Another barrier to meeting people is the ubiquity of phones. Waiting in line used to be a great place to get to know people, as was waiting for a panel to start, now 90% of everyone is heads down on a phone. I was really sad about this. Before striking up a conversation was a kindness, now it’s an interruption.
One weird thing about SXSW is the “shadow” events that take place at the same time. All around town restaurants and bars are closed for private parties and the huge corporate-branded spaces are usually open to badge-holders during the day, then privatized at night for who knows what. Adding to the complexity are events and spaces that are “public” but RSVP-only. All this ends up creating a strange atmosphere. When you look around the place feels like a big party but when you try to join in, there are barriers.
I did RSVP to the Fast Company Grill and really enjoyed it. It is one of the only branded spaces here that makes sense. So many sponsored parties here have logos everywhere, the bar staff in logo t-shirts and…no information about what the company does and no representatives. Fast Company is a magazine. They had magazines out. They had drinks and food, but also speakers and panels by people they feature in the magazine. Great! Got it! Marketing success. Though, I don’t read the magazine so…?
The Director and cast of “Don’t Think Twice” at the Fast Company Grill
I’m not sure that interactive is working for me anymore. I tried to be zen this year and let whatever happens happen, but it frustrates me that there is an ideal sequence of panels I could go to each day but the venues are so spread out (the convention center itself is nearly a kilometer end to end) that I cannot physically get from place to place and even if I managed to get there, the panel might be full. I also miss the publishing/writing track they used to have.
Nothing blew my mind and I can’t help but worry that it’s my own fault. If only I’d gone to that other panel. Maybe I wasn’t listening hard when the speaker said the really important thing. Maybe I should have introduced myself to the people next to me who were so damn intent on updating their facebook pages. And then I felt annoyed that I was blaming myself. It’s okay to hate lines and crowds and maybe conferences with more than 80,000 people aren’t for me.
Shrug. Sometimes everything aligns and sometimes nothing happens. Maybe I’ve just been to this too many times and it is too familiar and my WOW bar is raised too high.
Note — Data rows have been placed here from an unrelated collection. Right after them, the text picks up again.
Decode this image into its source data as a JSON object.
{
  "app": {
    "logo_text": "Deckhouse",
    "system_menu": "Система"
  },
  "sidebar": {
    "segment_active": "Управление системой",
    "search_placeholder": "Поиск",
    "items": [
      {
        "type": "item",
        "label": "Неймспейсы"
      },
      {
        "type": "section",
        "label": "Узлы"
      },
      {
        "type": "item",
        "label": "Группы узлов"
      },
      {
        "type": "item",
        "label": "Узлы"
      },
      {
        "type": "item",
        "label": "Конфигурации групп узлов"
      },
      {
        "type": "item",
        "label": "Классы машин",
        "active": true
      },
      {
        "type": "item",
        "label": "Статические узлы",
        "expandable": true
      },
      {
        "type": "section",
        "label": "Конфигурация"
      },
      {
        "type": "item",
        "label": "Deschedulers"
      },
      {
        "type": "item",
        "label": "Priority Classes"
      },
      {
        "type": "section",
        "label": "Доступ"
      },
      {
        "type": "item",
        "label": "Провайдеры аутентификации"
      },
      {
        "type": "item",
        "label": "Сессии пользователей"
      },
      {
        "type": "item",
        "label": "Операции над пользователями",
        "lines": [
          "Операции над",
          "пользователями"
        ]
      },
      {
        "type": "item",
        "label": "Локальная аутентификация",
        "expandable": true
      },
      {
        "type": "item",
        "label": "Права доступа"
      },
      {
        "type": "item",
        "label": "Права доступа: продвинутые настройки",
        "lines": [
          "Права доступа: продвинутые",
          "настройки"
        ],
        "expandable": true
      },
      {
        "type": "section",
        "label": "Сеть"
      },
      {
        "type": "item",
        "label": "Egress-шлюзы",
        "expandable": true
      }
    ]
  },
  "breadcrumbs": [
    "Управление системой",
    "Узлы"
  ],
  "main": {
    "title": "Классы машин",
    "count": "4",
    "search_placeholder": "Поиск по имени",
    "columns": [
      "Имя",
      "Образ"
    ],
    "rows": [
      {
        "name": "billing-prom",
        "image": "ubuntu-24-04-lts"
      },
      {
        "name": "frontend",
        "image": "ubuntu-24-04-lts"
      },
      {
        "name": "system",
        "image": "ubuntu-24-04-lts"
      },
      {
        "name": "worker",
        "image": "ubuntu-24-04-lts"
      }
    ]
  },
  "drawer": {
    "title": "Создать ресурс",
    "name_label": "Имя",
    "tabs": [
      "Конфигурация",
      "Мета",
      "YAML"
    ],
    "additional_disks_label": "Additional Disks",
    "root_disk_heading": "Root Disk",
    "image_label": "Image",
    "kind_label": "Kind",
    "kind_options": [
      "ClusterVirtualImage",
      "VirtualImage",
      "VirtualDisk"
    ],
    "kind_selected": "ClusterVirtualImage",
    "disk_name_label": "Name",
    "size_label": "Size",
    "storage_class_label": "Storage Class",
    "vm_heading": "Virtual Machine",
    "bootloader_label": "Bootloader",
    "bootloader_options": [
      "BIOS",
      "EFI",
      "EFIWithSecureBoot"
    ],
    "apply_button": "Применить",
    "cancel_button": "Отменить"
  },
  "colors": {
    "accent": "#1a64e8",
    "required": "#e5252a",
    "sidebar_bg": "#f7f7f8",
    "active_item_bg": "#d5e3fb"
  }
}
Heh. I sometimes feel the universe is a little too interested in making me eat my words. And making me eat them RIGHT NOW. I’m writing this at an outdoor café and the man one table over heard me mentioning VR to a friend of mine that stopped by. He came over to show me one of those little VR/phone cardboard things that he said had a documentary on it and that he could more fully connect emotionally with the movie thanks to the VR. He is a documentary filmmaker from Finland who is investigating ways to rewrite theater plays for VR. He sat down, we chatted about the conference, about Nokia’s new $60k VR camera (which I hadn’t heard of), about Finland, about people being on their phones all the time.
Then, he gave me his card.
I realized my chances of meeting a VR documentary filmmaker from Finland as I trudge through my usual routine in San Francisco are precisely ZERO. I need to take a deep breath, and a nap, eat some vegetables, and embrace the big mess that is SXSW because my WOW bar is way out of alignment and my perspective is messed up. I met an astronaut. And a wheelchair-bound cattle farmer from north Texas with a concealed carry permit who’s lost 80% of his trees due to drought. A guy from the U.K. who is the CEO of a startup destined to fail (sorry). A woman from the DoD who runs all their websites. I discussed EMPs with a guy from a senate intelligence committee. A woman walked up to me last night and said, “I met you in Berlin,” and she was right!
Maybe I will come back.
I actually understood Bruce Sterling’s closing remarks – a first!